→ Exercise description: If a line in the entries below contains "JSON", copy it.

→ Records to use:

_ _ _ _ _

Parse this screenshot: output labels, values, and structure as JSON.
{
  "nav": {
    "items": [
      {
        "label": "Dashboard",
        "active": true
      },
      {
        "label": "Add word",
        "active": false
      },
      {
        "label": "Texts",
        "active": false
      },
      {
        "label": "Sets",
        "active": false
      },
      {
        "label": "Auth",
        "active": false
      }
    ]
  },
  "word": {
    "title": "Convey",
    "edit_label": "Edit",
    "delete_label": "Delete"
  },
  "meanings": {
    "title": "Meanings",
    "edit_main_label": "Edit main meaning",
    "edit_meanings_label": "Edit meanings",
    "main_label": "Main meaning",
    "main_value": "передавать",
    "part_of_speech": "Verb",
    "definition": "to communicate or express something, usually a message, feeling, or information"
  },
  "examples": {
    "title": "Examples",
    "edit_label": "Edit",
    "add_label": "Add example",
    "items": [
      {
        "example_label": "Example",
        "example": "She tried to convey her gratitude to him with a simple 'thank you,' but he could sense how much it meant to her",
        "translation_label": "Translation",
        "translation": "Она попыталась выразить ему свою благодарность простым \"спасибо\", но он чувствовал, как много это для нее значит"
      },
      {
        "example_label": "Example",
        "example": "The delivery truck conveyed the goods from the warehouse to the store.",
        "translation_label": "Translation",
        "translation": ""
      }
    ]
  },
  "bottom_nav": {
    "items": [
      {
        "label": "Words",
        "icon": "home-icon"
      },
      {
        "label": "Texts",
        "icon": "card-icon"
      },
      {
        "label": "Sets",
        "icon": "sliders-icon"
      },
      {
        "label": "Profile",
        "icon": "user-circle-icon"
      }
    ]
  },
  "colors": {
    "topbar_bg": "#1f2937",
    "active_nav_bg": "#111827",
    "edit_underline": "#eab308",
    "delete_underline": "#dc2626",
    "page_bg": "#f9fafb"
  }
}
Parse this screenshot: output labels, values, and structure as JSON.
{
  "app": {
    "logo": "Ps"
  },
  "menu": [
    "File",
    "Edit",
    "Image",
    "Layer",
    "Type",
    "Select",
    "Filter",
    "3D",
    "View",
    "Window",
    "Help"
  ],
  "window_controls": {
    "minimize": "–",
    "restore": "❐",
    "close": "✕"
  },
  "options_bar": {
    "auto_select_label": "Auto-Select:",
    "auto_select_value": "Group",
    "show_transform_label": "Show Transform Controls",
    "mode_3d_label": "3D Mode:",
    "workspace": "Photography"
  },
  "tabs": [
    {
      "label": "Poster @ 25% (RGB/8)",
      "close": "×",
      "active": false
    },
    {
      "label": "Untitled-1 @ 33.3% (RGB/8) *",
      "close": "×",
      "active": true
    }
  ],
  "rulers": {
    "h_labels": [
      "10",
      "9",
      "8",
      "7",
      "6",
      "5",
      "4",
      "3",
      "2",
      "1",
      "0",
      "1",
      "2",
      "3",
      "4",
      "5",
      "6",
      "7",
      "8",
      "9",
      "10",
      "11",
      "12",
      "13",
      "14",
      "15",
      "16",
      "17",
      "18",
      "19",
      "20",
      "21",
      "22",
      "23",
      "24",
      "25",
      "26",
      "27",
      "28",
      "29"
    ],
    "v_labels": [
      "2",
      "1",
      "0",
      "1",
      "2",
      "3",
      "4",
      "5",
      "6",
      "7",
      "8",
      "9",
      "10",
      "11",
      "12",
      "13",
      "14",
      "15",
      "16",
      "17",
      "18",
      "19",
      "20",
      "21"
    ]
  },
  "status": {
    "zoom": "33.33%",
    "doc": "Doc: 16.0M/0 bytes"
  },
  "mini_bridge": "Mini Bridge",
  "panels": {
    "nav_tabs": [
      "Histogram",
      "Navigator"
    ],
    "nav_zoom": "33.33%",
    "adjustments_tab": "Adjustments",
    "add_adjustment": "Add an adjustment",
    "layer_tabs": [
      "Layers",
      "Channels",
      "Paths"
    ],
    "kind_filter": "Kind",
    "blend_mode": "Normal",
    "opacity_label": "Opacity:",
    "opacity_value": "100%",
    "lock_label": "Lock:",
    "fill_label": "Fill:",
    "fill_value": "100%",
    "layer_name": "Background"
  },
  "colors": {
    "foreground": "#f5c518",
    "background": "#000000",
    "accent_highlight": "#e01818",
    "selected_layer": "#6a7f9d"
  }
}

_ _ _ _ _

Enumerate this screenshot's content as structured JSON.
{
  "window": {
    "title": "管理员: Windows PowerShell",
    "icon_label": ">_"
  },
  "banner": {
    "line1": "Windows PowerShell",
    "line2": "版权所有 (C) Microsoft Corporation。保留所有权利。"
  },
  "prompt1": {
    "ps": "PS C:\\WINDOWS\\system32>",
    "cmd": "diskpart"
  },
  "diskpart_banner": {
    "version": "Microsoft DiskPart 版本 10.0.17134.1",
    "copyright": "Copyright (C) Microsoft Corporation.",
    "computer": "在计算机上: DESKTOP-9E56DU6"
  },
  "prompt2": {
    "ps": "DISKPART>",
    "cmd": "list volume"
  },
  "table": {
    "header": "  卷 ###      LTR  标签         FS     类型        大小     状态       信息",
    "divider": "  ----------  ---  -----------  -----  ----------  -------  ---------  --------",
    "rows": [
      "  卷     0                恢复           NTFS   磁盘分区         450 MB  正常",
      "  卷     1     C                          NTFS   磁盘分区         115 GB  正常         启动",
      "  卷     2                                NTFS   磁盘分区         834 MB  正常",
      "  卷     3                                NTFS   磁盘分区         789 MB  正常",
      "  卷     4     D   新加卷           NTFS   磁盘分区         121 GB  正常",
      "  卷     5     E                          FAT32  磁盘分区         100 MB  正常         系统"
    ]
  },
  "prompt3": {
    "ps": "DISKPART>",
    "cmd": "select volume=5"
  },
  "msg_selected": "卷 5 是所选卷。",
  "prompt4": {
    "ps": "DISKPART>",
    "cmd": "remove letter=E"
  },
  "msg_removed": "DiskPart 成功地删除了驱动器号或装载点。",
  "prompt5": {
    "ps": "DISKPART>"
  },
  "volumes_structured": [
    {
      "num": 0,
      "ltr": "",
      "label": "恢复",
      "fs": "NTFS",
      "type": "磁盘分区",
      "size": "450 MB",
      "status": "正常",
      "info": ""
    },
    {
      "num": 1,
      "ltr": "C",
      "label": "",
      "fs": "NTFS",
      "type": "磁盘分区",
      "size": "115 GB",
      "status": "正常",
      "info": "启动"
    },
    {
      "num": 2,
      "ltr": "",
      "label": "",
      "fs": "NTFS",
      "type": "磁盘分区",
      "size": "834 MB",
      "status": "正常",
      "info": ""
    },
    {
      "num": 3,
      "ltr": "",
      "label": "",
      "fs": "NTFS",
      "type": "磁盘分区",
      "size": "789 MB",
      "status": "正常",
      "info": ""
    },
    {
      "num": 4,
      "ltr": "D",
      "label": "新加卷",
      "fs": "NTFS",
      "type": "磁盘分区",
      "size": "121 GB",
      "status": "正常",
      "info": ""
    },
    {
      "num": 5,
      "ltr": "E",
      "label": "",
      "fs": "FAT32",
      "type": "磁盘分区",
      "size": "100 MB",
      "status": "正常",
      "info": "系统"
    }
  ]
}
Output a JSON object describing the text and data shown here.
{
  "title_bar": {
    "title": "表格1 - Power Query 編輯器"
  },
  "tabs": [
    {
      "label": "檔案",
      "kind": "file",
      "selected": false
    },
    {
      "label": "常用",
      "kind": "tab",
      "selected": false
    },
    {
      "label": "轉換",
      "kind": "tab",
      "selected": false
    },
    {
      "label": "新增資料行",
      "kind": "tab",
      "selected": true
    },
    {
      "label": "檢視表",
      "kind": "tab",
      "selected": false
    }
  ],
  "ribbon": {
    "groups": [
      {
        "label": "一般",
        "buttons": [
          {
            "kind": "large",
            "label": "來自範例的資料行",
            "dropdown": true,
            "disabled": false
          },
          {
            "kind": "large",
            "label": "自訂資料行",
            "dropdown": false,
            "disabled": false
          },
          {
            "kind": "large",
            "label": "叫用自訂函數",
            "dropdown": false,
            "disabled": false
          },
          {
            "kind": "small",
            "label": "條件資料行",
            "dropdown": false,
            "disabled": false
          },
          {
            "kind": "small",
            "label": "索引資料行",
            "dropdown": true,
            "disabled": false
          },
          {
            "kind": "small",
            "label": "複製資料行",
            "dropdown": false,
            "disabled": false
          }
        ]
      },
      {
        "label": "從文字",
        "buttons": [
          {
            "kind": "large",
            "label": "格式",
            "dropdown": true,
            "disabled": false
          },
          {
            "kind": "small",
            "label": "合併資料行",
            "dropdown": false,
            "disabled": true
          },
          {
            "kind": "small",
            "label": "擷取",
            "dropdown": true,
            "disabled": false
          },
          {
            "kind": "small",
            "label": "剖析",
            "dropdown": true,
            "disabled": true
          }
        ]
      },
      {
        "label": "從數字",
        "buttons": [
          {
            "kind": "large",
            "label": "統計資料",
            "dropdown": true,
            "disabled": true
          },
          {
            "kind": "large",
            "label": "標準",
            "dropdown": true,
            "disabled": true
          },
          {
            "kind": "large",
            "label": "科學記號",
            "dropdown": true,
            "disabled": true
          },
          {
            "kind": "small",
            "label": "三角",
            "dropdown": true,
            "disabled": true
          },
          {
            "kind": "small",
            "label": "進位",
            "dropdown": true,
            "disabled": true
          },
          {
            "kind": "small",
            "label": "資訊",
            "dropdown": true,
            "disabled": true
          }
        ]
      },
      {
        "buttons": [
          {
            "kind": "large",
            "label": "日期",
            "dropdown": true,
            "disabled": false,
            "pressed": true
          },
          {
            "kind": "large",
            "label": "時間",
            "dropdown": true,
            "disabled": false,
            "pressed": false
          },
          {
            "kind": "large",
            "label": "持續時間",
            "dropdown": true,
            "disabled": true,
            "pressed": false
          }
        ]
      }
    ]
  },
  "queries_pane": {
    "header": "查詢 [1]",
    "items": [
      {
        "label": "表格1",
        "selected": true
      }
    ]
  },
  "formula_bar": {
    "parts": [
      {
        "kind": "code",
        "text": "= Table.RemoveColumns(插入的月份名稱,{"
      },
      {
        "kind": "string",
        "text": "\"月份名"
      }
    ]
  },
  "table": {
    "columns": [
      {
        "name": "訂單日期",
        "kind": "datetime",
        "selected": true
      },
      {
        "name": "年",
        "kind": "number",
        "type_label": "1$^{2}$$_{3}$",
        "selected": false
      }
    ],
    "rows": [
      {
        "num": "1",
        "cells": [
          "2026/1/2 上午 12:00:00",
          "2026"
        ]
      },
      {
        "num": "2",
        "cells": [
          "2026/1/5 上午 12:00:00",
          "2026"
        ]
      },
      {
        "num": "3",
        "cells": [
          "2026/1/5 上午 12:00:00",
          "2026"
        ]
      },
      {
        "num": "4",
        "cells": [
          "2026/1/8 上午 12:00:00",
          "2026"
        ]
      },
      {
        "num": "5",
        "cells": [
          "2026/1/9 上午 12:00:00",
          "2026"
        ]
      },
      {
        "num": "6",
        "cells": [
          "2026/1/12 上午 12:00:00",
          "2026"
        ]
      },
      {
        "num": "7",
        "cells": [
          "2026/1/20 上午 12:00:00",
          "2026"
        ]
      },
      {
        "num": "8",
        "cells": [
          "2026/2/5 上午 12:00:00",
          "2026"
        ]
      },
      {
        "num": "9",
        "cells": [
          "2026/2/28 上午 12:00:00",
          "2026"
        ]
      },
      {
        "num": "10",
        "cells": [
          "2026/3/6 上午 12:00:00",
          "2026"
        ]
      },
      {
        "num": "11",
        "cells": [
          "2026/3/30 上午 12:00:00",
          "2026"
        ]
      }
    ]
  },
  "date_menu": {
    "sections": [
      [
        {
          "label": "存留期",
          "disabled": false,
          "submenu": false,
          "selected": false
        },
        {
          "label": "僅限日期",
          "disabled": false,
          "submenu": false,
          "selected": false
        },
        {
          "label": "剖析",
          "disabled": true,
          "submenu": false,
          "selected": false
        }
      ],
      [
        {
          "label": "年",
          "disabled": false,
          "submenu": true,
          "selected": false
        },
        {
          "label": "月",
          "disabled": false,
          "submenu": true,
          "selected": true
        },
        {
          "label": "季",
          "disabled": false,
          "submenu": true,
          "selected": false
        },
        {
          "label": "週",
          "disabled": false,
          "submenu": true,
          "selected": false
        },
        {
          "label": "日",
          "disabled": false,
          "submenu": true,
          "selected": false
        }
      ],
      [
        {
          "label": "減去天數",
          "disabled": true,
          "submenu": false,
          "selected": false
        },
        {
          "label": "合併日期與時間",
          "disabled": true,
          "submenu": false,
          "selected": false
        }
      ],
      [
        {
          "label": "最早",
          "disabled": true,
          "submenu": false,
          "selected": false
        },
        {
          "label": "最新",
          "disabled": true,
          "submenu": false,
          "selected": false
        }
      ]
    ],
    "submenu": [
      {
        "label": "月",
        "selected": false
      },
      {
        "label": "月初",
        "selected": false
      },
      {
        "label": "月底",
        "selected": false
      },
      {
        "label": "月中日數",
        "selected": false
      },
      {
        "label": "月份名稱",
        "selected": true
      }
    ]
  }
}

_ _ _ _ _

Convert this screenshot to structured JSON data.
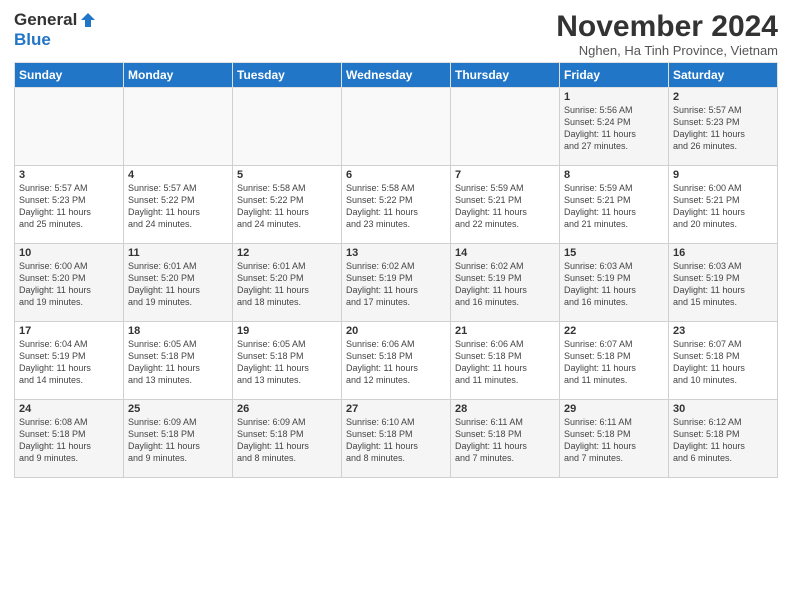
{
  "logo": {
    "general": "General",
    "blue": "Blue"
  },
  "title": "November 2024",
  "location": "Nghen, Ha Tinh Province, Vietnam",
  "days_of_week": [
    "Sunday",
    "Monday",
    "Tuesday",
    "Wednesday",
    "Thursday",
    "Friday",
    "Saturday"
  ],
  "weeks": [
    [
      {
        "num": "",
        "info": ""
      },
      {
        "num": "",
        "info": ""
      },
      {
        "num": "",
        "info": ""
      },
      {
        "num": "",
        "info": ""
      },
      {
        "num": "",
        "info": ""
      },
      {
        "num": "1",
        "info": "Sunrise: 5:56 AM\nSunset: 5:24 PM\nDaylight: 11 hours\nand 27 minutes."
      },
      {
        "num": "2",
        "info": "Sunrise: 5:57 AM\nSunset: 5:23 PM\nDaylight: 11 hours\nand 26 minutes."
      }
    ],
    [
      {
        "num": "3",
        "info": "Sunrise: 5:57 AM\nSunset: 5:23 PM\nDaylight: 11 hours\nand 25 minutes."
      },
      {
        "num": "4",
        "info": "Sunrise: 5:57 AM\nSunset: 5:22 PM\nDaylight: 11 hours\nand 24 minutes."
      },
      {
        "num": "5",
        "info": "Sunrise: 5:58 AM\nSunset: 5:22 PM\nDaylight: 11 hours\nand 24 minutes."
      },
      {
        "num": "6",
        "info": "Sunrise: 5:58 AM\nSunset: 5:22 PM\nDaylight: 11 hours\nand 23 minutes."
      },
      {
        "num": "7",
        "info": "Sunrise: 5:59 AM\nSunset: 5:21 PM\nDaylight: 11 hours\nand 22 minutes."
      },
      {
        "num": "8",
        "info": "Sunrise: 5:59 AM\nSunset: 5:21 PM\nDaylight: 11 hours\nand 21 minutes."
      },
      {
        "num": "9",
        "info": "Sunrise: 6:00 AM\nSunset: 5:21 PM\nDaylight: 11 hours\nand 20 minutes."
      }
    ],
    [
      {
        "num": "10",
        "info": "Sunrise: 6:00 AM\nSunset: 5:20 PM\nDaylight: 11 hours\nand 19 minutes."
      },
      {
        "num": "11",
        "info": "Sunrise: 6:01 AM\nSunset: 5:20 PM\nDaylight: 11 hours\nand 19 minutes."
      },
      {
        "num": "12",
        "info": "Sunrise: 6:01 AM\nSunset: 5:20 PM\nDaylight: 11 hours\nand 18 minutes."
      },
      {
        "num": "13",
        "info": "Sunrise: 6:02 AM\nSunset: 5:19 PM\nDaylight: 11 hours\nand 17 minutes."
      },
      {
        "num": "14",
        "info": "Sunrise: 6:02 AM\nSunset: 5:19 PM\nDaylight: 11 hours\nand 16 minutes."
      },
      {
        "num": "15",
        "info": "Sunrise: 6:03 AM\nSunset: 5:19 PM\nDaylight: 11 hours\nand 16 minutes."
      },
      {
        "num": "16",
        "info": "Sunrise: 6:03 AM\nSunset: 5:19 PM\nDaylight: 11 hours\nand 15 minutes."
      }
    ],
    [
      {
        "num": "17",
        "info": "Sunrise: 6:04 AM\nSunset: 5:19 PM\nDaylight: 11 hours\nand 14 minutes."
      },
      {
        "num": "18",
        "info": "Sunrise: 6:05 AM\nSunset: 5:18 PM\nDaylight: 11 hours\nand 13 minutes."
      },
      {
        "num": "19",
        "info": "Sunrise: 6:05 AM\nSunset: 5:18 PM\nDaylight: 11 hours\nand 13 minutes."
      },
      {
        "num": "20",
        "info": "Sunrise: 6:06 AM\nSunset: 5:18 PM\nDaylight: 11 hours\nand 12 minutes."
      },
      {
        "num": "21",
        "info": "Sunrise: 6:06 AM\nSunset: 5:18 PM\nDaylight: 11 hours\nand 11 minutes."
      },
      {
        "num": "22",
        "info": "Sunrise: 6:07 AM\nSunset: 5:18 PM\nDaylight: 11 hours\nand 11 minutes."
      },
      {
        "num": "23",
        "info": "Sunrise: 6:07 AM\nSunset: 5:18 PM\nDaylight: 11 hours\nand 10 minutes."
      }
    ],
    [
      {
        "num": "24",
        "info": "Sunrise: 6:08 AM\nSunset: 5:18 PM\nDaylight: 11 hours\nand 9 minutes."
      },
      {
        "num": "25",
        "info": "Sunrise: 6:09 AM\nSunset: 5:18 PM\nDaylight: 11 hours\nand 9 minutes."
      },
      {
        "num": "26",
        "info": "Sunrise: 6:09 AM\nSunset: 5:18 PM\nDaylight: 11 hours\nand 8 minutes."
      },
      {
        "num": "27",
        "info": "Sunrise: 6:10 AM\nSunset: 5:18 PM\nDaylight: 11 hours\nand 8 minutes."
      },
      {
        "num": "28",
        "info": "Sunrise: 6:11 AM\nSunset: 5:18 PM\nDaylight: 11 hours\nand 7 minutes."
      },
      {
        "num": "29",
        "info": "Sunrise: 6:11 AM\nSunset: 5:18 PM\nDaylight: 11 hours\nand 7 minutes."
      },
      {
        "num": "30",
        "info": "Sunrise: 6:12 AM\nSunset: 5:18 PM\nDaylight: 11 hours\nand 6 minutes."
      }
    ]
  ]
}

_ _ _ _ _

→ Task output:
Parse this screenshot: output labels, values, and structure as JSON.
Parse this screenshot: output labels, values, and structure as JSON.
Enumerate this screenshot's content as structured JSON.
Output a JSON object describing the text and data shown here.
Convert this screenshot to structured JSON data.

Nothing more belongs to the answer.